Becoming an oncologist is a lengthy process that requires several years of education and training. Here is a guide on how to become an oncologist:

  • Obtain a Bachelor's Degree: Before applying to medical school, you must obtain a bachelor's degree. Although there is no specific major required, most students pursuing a career in medicine choose a pre-med science major such as biology or chemistry.
  • Attend Medical School: After completing a bachelor's degree, aspiring oncologists must attend medical school, which typically takes four years. During medical school, students will take classes in basic medical sciences and learn clinical skills. They will also have the opportunity to complete clinical rotations in various specialties, including oncology.
  • Complete a Residency Program: After graduating from medical school, aspiring oncologists must complete a residency program in internal medicine or pediatrics. These programs typically last three years and provide intensive training in the diagnosis and treatment of a wide range of medical conditions, including cancer.
  • Complete a Fellowship Program: After completing a residency program, oncology trainees must complete a fellowship program in oncology. This program typically lasts two to three years and provides specialized training in the diagnosis and treatment of cancer. During the fellowship program, trainees will work closely with experienced oncologists and gain hands-on experience in treating cancer patients.
  • Obtain Board Certification: After completing a fellowship program, oncologists must obtain board certification from the American Board of Internal Medicine or the American Board of Pediatrics. This certification requires passing a written exam and demonstrating clinical competence.
  • Maintain Licensure and Continuing Education: Oncologists must maintain licensure in the state where they practice and must also participate in continuing education to stay up to date with the latest advances in cancer research and treatment.

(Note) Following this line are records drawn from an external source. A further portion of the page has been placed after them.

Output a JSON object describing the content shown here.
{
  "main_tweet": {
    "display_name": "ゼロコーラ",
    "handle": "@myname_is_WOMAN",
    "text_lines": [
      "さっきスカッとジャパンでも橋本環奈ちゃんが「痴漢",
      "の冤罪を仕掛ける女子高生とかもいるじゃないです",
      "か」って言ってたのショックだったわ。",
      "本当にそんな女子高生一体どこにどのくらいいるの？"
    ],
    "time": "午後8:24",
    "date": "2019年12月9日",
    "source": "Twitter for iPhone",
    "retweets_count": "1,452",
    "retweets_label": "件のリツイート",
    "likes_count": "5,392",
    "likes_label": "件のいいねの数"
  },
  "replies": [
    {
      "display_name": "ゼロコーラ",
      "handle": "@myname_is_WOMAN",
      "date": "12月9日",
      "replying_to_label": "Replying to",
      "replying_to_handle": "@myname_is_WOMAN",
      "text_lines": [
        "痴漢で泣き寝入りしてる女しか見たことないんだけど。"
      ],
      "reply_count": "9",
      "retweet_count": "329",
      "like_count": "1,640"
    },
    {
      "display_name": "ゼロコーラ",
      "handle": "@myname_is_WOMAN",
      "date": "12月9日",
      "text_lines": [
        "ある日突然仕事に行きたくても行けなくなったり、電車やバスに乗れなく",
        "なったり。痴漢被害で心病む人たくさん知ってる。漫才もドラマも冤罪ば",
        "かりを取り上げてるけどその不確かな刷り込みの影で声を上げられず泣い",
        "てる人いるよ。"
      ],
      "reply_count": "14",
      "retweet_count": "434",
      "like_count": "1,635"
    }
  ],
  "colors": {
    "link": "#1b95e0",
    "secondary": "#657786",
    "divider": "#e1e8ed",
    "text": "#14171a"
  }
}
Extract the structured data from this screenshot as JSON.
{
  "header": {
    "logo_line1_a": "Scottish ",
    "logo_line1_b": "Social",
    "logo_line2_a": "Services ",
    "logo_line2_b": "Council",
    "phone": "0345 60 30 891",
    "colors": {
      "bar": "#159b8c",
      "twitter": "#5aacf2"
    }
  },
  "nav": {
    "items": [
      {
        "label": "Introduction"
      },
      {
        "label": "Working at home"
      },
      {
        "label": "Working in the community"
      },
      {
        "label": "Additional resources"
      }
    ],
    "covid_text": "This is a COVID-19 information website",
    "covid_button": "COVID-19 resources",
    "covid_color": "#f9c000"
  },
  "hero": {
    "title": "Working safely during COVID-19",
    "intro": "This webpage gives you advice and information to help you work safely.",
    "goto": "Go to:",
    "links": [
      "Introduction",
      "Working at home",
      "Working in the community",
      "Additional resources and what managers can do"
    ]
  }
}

Board Certification
Oncologists can pursue board certification through the American Board of Internal Medicine (ABIM) or the American Board of Medical Specialties (ABMS). Board certification through the ABIM or ABMS is voluntary but highly recommended for physicians practicing in the field of oncology.

Board-certified oncologists are recognized as leaders in the field and are held to high standards of clinical excellence and professionalism. Certification provides assurance to patients, employers, and regulatory agencies that the physician has met rigorous educational and training requirements and has demonstrated competency in the specialty of oncology.

  • Passing the Board Examination: Once fellowship training is completed, physicians are eligible to sit for the board examination in medical oncology administered by the ABIM. The board examination assesses the physician's knowledge, clinical judgment, and skills in the field of medical oncology, including cancer biology, diagnosis, staging, treatment modalities, supportive care, and palliative care. The examination consists of multiple-choice questions and may include case-based simulations to evaluate the physician's clinical reasoning and decision-making abilities.
  • Maintaining Certification: Board-certified oncologists must participate in ongoing maintenance of certification (MOC) activities to maintain their certification status. MOC requirements may include completing continuing medical education (CME) credits, participating in practice improvement activities, passing periodic assessments or examinations, and demonstrating professionalism and ethical conduct in clinical practice.